Travis Deti, executive director of the Wyoming Mining Association, said he thought the bill had legs. Deti presented a similar ask to lawmakers during the interim session two years ago. At that time, Wyoming’s oil, gas and coal industries were still climbing out of a bust and lawmakers were not impressed with a uranium tax cut.
The industry hasn’t improved, however, as the vast majority of uranium in the United States is procured on a cheap international market. A couple Wyoming operating companies have sought relief from the Trump administration.
Raising wind revenue
Quite a few lawmakers stepped up this year to raise taxes on wind energy, but all three bills directed to this cause died. The wind bills included a Casper lawmaker’s bid to raise the $1 per megawatt hour tax to $4 per megawatt hour. Rep. Scott Clem, R-Gillette, and a handful of others wanted to add $4 to the existing tax for a total of $5 per megawatt hour via House Bill 96.
The most creative of the measures was House Bill 260. Rep. Dan Zwonitzer, R-Cheyenne, suggested a five-year escalating tax. Wind developers would pay no tax in year one of production, 50 cents in year two, $1 in year three, $3 in year four. From year five on, the tax would be $5 per megawatt hour.
All of these attempts would have raised significant revenue, but bills to raise Wyoming’s unique wind tax in recent years have always failed to convince lawmakers concerned about depressing wind industry investment in Wyoming.
The controversial tax may end up out of lawmakers’ hands. Sen. Cale Case, R-Lander, has been a proponent of raising the tax for years and was a cosponsor of House Bill 96 this session. But, Case has also encouraged a crew of Wyomingites to take the matter to a popular vote, an attempt that could put the wind tax on the ballot in 2020.

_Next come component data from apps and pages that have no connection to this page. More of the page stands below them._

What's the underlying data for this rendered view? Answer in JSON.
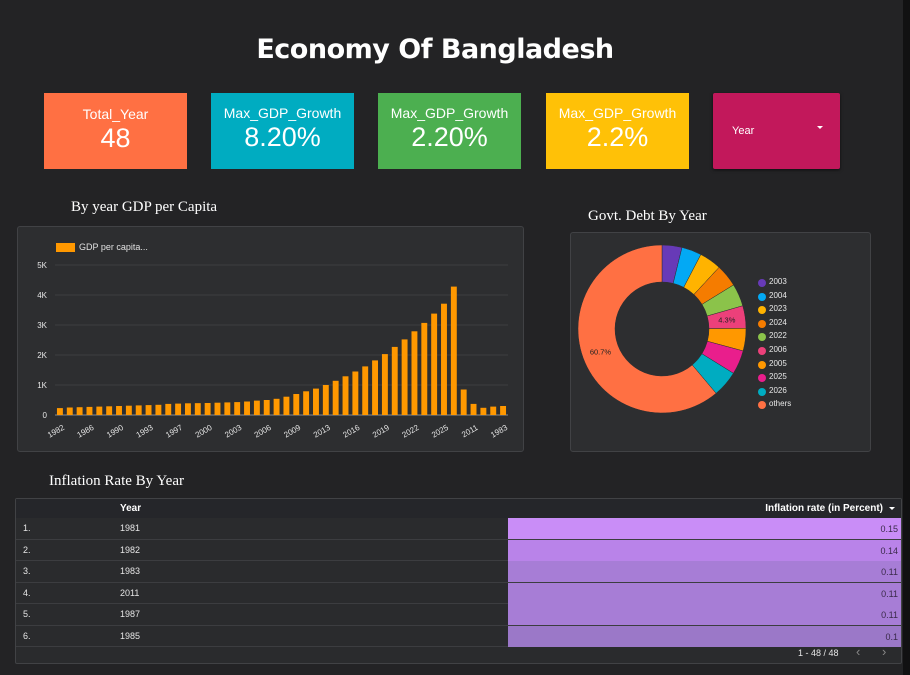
{
  "title": "Economy Of Bangladesh",
  "kpis": [
    {
      "label": "Total_Year",
      "value": "48",
      "color": "#ff7043"
    },
    {
      "label": "Max_GDP_Growth",
      "value": "8.20%",
      "color": "#00acc1"
    },
    {
      "label": "Max_GDP_Growth",
      "value": "2.20%",
      "color": "#4caf50"
    },
    {
      "label": "Max_GDP_Growth",
      "value": "2.2%",
      "color": "#ffc107"
    }
  ],
  "year_filter": {
    "label": "Year",
    "color": "#c2185b"
  },
  "gdp_title": "By  year GDP per Capita",
  "debt_title": "Govt. Debt By Year",
  "inflation_title": "Inflation Rate By Year",
  "chart_data": [
    {
      "type": "bar",
      "legend": "GDP per capita...",
      "color": "#ff9800",
      "ylim": [
        0,
        5000
      ],
      "yticks": [
        "0",
        "1K",
        "2K",
        "3K",
        "4K",
        "5K"
      ],
      "xtick_labels": [
        "1982",
        "1986",
        "1990",
        "1993",
        "1997",
        "2000",
        "2003",
        "2006",
        "2009",
        "2013",
        "2016",
        "2019",
        "2022",
        "2025",
        "2011",
        "1983"
      ],
      "values": [
        230,
        250,
        260,
        270,
        280,
        290,
        300,
        310,
        320,
        330,
        340,
        370,
        380,
        390,
        395,
        400,
        410,
        420,
        430,
        450,
        480,
        500,
        540,
        610,
        700,
        790,
        880,
        1000,
        1140,
        1290,
        1450,
        1620,
        1820,
        2030,
        2270,
        2520,
        2790,
        3070,
        3380,
        3710,
        4280,
        850,
        370,
        240,
        280,
        300
      ]
    },
    {
      "type": "pie",
      "slices": [
        {
          "label": "2003",
          "value": 3.8,
          "color": "#673ab7"
        },
        {
          "label": "2004",
          "value": 3.8,
          "color": "#03a9f4"
        },
        {
          "label": "2023",
          "value": 4.2,
          "color": "#ffb300"
        },
        {
          "label": "2024",
          "value": 4.3,
          "color": "#f57c00"
        },
        {
          "label": "2022",
          "value": 4.3,
          "color": "#8bc34a"
        },
        {
          "label": "2006",
          "value": 4.3,
          "color": "#ec407a"
        },
        {
          "label": "2005",
          "value": 4.3,
          "color": "#ff9800"
        },
        {
          "label": "2025",
          "value": 4.6,
          "color": "#e91e8c"
        },
        {
          "label": "2026",
          "value": 5.0,
          "color": "#00acc1"
        },
        {
          "label": "others",
          "value": 60.7,
          "color": "#ff7043"
        }
      ],
      "shown_labels": {
        "2006": "4.3%",
        "others": "60.7%"
      }
    }
  ],
  "table": {
    "col_year": "Year",
    "col_inflation": "Inflation rate (in Percent)",
    "rows": [
      {
        "idx": "1.",
        "year": "1981",
        "value": "0.15",
        "color": "#c98df7"
      },
      {
        "idx": "2.",
        "year": "1982",
        "value": "0.14",
        "color": "#b983e9"
      },
      {
        "idx": "3.",
        "year": "1983",
        "value": "0.11",
        "color": "#a77dd6"
      },
      {
        "idx": "4.",
        "year": "2011",
        "value": "0.11",
        "color": "#a77dd6"
      },
      {
        "idx": "5.",
        "year": "1987",
        "value": "0.11",
        "color": "#a77dd6"
      },
      {
        "idx": "6.",
        "year": "1985",
        "value": "0.1",
        "color": "#9b78c8"
      }
    ],
    "pager": "1 - 48 / 48"
  }
}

With a permitting war in Wyoming that’s become unsustainable, skirmishes over leases and drilling permits were taken up by a handful of lawmakers. But industry is pushing for solutions to be brokered during the interim session and attempts failed to make it past committee deadline Friday.
Rep. John Eklund, R-Cheyenne, had hoped his idea of increasing the drilling application fee to $10,000 might help end the permit war and return Wyoming to an even playing field. In his neck of the woods, an incredible amount of leasing rights are in the hands of Anadarko Petroleum, something that landowners say is causing a number of interrelated problems blocking production. Many are also concerned by forced pooling — when mineral rights owners are pushed into drilling plans they object to.
Forced pooling also showed up on Gillette Republican Sen. Michael Von Flatern’s radar. His bill would have changed the amount of financial responsibility carried by a nonconsenting owner of minerals in a drilling operation but never came up in committee.
A coal bill from Rep. Chuck Gray, R-Casper, that would authorize $250,000 for lawmakers to hire a private attorney to fight for a coal export terminal in Washington, has made it through the House Judiciary and Appropriations committees. Another measure, House Bill 167, cutting the severance tax on coal by 0.5 percent, failed in committee Friday evening.